Bigger companies in spaces dealing with property equity and property-backed debt are now becoming quite substantial, in their size and are seeing, not only early adopters but mainstream investors, coming into the market.
But there is a long way to go. While property crowdfunding is now seeing transactions amounting to 100s of millions, it is not yet in the billions, as is buy-to-let, for instance.
The big development has been the creation of secondary markets because for the first time, property investment is no longer long-term and illiquid, as property shares can be bought and then traded.
And it is this proposition that lends credence to the idea that this kind of market organisation has the potential to become the de-facto way to invest in property.
Property Crowdfunding and the Recent Changes to Tax on Buy-to-Let
There have been significant changes to taxation for buy-to-let leading many to consider investing in property through a limited company.
But the question is, here, whether or not these changes are going to have much of an impact on those investors who invest in property shares on crowdfunding platforms?
It would appear that the government, in recent years, has changed tax laws to disincentivise individuals, who would like to invest in buy-to-let.
Up until recently, it was possible to off-set mortgage interest against a rental income. This is no longer.
(NB - As of 2020 this has now been fully rolled out - Please consult with a financial expert for more information)
Property Partner buys all of its properties through companies meaning that each individual property or a group of properties will be be company in its own right; able to access mortgage finance and off-set that against corporation tax.
While buy-to-let landlords are using these incorporated structures for their own portfolios, this set-up isn't for everyone.
But when you invest, through a crowdfunding platform, you are free from these worries. The changes to mortgage relief, do not affect investors who choose this route. And more so, investors through Property Partner, do not need to worry about maintenance costs, management costs and void period as these are factored in before the ROI is calculated by the the platform's managers.
Finishing off the conversation, Rob and Marshall explore the motives behind and the implications of the government's move to make traditional property investing less profitable.
What will Buying a Property Look Like in 10 Years Time?
The only thing certain, is change.

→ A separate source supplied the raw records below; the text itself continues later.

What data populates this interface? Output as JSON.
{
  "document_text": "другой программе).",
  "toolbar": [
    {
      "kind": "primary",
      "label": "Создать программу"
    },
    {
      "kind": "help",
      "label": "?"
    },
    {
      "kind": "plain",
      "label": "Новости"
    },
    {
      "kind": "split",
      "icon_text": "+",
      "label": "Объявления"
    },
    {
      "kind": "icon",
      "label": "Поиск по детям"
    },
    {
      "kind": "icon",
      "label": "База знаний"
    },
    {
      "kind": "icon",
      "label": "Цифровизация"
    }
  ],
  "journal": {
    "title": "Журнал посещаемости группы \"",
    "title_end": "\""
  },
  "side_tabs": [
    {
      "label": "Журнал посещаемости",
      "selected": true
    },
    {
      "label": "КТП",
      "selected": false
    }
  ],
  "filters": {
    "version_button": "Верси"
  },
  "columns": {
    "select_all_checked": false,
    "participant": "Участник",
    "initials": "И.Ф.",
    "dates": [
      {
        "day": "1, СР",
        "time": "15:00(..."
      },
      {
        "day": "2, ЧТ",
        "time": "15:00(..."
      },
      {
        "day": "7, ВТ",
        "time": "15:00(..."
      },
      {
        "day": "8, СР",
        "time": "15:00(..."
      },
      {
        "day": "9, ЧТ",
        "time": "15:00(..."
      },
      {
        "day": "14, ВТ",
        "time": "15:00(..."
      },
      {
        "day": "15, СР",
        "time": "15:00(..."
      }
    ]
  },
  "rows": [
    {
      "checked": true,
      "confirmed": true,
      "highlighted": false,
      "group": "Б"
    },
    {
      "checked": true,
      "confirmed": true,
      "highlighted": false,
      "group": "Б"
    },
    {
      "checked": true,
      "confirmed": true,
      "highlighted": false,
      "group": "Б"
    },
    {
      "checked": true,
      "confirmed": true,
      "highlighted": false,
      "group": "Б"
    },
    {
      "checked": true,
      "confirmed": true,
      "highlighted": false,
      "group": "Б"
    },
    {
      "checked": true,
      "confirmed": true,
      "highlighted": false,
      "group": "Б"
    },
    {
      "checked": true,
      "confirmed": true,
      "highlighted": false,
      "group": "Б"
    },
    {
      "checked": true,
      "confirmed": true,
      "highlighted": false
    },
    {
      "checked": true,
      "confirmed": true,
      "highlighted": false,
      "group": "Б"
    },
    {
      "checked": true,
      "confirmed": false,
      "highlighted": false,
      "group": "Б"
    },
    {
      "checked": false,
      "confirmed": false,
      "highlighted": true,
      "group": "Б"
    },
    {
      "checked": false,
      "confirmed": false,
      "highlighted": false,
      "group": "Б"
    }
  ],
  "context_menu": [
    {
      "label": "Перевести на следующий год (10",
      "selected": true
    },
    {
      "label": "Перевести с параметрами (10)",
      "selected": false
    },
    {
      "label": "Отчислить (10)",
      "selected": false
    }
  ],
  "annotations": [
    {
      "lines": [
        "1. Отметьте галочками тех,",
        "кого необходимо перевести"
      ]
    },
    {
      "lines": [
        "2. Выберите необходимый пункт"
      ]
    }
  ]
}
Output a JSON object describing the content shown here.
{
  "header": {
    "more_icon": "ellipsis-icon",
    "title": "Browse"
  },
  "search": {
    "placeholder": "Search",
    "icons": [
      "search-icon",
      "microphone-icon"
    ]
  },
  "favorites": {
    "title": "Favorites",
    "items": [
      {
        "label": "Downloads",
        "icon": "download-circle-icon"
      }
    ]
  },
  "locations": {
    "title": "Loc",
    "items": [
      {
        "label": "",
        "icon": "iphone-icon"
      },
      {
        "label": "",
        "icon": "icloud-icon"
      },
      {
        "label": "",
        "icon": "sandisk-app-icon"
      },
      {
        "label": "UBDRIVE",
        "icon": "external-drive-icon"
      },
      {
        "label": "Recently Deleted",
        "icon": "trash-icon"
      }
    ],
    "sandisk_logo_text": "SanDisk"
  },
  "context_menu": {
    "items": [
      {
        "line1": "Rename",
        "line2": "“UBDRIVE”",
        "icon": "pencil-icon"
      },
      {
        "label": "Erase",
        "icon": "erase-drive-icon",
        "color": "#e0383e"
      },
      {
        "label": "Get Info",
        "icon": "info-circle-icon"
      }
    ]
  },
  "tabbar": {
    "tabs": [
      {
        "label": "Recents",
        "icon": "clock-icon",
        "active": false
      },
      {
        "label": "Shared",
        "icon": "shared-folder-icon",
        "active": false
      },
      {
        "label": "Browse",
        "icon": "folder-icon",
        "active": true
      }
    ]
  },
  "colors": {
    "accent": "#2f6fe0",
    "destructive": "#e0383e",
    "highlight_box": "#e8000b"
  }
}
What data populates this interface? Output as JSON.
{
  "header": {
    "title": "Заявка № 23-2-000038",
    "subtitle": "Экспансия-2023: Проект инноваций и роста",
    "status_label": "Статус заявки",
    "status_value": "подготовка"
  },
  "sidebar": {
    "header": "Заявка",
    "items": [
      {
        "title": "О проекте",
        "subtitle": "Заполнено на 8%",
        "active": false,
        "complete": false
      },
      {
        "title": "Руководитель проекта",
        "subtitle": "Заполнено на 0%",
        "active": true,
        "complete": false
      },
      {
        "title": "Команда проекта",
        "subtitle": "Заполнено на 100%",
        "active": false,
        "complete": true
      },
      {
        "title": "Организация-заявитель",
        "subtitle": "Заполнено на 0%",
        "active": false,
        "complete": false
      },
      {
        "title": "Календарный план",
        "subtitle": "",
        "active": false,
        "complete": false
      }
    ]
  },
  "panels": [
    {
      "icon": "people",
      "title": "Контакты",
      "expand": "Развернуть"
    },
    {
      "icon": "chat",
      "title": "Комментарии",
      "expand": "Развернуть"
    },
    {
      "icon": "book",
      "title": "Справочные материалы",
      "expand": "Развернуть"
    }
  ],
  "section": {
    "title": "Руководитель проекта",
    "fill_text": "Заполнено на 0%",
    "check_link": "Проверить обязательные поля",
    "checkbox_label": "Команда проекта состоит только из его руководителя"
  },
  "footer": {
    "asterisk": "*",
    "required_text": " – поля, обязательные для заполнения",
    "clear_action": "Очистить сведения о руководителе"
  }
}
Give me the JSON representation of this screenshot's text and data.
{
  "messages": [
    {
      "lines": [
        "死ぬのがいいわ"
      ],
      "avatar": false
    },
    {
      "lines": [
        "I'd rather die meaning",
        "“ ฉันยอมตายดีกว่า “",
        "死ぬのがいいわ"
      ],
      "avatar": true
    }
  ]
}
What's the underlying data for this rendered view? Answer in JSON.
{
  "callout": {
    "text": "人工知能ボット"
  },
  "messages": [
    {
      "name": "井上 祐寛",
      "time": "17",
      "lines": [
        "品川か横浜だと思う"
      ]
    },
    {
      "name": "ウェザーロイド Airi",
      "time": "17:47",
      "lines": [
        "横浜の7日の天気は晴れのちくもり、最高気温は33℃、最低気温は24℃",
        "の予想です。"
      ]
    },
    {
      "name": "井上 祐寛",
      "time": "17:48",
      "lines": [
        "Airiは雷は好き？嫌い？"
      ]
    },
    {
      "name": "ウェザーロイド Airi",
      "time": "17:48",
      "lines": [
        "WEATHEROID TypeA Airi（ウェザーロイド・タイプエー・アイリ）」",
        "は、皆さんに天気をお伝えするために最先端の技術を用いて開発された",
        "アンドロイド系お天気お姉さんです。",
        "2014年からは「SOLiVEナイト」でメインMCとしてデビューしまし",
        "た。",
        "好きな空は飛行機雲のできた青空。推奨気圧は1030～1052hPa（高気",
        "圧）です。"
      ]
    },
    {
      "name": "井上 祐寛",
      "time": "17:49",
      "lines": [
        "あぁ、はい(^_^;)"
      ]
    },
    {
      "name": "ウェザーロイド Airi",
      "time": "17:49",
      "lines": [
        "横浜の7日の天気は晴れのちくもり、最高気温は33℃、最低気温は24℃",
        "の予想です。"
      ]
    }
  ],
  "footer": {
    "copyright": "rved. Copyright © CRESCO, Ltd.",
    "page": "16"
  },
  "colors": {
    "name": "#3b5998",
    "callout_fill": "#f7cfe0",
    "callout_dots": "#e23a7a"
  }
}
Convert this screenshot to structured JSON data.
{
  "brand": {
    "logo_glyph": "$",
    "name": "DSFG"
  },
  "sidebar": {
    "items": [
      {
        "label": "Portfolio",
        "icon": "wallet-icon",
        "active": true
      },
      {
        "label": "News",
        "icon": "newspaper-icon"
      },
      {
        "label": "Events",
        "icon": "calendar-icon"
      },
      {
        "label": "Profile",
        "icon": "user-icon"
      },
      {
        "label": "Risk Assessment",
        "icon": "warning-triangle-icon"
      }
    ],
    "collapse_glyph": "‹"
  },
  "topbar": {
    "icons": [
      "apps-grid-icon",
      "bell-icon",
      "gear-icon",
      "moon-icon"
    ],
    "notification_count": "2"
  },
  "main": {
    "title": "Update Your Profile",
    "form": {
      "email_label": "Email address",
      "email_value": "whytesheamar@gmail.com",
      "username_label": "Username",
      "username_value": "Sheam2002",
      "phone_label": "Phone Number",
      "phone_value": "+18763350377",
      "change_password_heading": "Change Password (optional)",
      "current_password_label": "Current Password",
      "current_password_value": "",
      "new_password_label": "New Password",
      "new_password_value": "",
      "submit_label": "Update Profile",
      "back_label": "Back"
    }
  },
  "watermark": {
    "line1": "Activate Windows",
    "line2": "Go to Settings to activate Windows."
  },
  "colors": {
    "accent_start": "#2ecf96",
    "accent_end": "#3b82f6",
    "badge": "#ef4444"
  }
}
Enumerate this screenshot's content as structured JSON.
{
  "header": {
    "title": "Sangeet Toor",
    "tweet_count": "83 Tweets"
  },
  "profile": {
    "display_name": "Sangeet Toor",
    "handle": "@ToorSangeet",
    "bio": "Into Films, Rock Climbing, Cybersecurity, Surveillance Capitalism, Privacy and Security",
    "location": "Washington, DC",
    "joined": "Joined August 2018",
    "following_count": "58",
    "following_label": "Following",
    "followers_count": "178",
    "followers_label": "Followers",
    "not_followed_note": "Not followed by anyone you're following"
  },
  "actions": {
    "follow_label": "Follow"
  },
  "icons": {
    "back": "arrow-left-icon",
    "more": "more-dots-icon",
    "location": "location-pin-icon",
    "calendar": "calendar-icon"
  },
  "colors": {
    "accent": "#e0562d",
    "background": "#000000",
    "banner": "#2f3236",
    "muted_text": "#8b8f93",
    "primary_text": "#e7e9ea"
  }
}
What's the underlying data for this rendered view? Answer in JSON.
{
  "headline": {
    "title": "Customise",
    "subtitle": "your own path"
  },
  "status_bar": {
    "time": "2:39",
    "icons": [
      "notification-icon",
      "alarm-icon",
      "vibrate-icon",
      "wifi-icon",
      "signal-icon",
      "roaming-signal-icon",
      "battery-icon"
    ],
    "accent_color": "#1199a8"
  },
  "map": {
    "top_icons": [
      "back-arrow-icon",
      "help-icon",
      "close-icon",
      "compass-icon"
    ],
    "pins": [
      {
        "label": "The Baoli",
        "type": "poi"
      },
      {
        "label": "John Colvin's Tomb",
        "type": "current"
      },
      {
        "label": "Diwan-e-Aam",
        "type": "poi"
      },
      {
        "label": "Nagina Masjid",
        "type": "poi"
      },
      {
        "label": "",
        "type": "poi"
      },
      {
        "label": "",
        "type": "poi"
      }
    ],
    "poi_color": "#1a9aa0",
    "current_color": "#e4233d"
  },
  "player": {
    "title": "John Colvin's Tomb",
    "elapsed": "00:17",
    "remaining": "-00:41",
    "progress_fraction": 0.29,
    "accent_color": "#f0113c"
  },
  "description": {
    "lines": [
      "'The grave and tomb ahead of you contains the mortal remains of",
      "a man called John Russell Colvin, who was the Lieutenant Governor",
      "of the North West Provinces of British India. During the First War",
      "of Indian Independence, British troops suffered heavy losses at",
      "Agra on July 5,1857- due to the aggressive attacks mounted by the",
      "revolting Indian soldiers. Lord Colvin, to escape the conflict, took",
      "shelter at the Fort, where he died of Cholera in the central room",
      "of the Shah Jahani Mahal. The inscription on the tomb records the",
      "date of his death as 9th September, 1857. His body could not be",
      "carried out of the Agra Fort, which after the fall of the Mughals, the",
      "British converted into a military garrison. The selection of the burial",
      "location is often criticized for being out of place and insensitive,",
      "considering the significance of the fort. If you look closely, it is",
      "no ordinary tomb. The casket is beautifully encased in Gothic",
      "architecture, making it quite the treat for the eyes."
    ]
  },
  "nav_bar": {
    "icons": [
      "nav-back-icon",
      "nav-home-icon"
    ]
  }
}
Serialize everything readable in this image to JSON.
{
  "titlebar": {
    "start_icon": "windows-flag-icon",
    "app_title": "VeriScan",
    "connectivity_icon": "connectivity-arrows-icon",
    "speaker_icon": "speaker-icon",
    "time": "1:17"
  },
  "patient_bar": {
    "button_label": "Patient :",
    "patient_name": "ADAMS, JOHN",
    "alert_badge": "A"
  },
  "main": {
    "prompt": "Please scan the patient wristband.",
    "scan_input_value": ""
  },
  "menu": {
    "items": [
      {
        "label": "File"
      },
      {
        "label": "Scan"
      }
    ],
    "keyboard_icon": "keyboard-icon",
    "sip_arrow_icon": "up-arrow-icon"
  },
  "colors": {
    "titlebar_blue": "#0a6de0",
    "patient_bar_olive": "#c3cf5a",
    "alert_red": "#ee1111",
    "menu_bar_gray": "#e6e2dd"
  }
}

From one perspective the property industry is shifting very quickly and yet, from another, it can appear glacial in its speed-of-response to market requirements and to technology.
And yet we can rest-assured that in ten years buying a property will look very different and that routes-to-investment will likely be more diverse.
When you look at advances over the last ten years, trying to predict the next ten, should seem like a futile exercise. Smartphones, even, were in their infancy back then so what the future holds, we can say, is nothing more than mist.
Yet there are a few candles we can hold to the darkness.
One area, however, where we can be fairly sure of positive change, is in conveyancing. Whether it's blockchain technology usurping many of the practical functions of the Land Registry or simply a speeding up of the process through modernisation, transacting property is likely to become quicker with more trust built into the system.
And it is likely that crowdfunding on primary and secondary markets will also have a role to play. There is a logic to the process which is hard to argue with, which, when combined with a potential for adding to a democratisation of the market, makes it feel inevitable.
Yet, of course, only time will tell.
With many thanks to Marshall King